**INSTRUCTIONS TO FOLLOW:** Copy each line below holding "text".

**EXERCISE DATA:**
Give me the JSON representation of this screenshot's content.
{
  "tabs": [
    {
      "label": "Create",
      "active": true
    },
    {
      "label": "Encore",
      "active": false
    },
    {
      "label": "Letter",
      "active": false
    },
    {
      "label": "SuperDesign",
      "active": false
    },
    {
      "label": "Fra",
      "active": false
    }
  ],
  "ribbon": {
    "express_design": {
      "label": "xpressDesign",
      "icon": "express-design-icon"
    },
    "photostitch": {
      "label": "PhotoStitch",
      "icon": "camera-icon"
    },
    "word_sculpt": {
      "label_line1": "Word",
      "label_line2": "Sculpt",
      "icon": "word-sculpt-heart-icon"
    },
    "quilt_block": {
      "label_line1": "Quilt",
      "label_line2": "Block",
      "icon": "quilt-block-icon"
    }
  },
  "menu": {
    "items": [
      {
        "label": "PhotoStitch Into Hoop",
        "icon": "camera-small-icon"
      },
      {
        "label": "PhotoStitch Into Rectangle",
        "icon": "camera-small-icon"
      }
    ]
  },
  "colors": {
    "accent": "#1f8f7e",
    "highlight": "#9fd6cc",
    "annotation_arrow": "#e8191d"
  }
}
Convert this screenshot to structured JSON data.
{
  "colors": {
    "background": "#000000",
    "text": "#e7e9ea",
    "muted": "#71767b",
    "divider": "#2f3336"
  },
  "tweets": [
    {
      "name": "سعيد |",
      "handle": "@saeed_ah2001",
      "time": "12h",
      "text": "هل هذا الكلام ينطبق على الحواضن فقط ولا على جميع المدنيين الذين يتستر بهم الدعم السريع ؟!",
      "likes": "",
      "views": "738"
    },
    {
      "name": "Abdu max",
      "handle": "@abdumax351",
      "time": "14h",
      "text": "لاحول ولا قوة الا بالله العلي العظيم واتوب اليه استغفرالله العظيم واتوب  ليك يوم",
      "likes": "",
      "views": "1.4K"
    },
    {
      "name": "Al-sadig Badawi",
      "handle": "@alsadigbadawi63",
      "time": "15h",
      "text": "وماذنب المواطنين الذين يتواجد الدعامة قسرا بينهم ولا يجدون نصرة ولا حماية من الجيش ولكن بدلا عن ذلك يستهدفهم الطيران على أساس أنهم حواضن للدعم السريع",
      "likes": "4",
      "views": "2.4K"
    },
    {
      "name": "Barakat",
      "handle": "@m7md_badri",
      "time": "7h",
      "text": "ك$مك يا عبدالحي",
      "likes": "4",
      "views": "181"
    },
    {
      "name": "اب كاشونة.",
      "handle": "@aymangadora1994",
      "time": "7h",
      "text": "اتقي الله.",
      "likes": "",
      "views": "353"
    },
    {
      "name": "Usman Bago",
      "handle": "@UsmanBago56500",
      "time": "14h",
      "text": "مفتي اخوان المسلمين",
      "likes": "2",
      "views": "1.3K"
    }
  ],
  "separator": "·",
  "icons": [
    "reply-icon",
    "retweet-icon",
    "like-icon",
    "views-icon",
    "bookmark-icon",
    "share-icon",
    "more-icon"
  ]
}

**RESULT OF THE TASK:**
    "text": "#e7e9ea",
      "text": "هل هذا الكلام ينطبق على الحواضن فقط ولا على جميع المدنيين الذين يتستر بهم الدعم السريع ؟!",
      "text": "لاحول ولا قوة الا بالله العلي العظيم واتوب اليه استغفرالله العظيم واتوب  ليك يوم",
      "text": "وماذنب المواطنين الذين يتواجد الدعامة قسرا بينهم ولا يجدون نصرة ولا حماية من الجيش ولكن بدلا عن ذلك يستهدفهم الطيران على أساس أنهم حواضن للدعم السريع",
      "text": "ك$مك يا عبدالحي",
      "text": "اتقي الله.",
      "text": "مفتي اخوان المسلمين",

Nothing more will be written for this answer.